What kind of nails?
I needed quite a few different types of nails in order to do the best job possible. I also needed a framing nail gun, which we'll talk about later. Nails for framing nailers are sold in large boxes, which can be a problem if you only need a small number of a certain type of nail. For this reason you might choose to make sacrifices. For instance, any nail that goes into treated lumber is supposed to be galvanized, particularly if it has a chance of being exposed to water. I spent a little more money and used galvanized nails nearly everywhere, that way I didn't need special nails for the treated sill plate.
The nails I used:

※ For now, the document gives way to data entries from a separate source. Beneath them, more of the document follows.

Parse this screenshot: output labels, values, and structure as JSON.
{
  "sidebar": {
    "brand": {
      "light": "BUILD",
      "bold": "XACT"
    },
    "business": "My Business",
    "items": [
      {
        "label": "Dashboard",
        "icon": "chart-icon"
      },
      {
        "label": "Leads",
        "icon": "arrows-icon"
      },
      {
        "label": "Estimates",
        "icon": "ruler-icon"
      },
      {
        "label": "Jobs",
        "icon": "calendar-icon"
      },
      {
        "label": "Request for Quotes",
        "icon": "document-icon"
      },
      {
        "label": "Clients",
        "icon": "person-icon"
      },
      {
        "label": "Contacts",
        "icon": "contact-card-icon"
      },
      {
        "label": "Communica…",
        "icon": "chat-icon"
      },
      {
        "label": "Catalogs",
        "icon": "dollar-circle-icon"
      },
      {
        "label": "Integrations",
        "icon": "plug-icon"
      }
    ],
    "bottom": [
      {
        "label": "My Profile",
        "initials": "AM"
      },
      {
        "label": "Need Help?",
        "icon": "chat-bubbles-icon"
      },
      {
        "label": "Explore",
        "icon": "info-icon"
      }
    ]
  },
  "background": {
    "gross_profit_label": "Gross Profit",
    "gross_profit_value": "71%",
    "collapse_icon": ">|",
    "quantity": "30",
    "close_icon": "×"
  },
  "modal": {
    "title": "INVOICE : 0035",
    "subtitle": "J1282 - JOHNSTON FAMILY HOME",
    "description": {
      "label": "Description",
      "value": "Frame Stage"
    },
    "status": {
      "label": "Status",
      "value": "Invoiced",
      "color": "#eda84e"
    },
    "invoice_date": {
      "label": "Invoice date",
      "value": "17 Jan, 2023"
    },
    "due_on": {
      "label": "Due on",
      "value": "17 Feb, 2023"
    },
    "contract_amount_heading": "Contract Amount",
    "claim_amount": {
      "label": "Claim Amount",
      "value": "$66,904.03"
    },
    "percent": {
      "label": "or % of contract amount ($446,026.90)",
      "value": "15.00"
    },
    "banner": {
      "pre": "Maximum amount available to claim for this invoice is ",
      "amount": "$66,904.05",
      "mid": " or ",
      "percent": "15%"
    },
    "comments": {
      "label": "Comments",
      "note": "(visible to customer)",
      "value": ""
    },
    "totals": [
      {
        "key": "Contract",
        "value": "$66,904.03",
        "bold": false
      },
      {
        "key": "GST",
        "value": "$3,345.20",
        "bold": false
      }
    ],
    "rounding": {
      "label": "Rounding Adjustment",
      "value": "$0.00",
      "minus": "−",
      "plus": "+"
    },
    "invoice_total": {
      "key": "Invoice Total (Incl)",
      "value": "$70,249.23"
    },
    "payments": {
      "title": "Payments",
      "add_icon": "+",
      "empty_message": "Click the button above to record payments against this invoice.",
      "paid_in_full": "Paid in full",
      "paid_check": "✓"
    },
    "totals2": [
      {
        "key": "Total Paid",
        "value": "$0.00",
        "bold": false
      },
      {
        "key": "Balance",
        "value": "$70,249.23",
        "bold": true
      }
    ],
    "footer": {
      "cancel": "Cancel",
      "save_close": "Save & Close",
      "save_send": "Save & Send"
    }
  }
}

8d (also known as 8 penny) galvanized ring shank - 8d or 8 penny is an ancient nail measuring system that is still used today. 8d nails are 2.5" long. These were used to fasten the OSB to the 2x6 studs. You will find that the connection of the OSB to the studs is where most of the strength of the walls comes from, which is why my engineer specified the nail type and nailing pattern. I went beyond the standard 8d nail and used ring shank 8d galvanized nails. They are more resistant to pulling out and shouldn't rust. In fact they are nearly impossible to pull out, so try not to mess up!
16d galvanized - These were used to fasten nearly all of the other framing lumber together. 16d nails are 3.5" long and are ideal for fastening the studs to the sill plate and the top plate.
10d - In a few places, I used 10d nails which are 3" long. This length is ideal for joining two 2x4's or 2x6's together. For instance, when nailing the 3 studs together for the corners I used 10d. I also used them for nailing the double top plates together. They're good anywhere you need to install doubled studs, such as at the joints in the sill plate.
So, three boxes of nails was enough to get the job done for me.
If any of the above issues are new to you, as they all were to me, just look at your blueprints for a section that guides you. Oftentimes you will find all of the above needed information in the nailing schedule of your blueprints. For instance, in the wall framing area of my blueprints, I found the following information:
- 1/2" OSB
- 8d Nails
- 4" O.C. Edges
- 8" O.C. Field
- 2x6 Construction @ 16" O.C.
As you can see, that one small area of my prints answered nearly all of the above issues.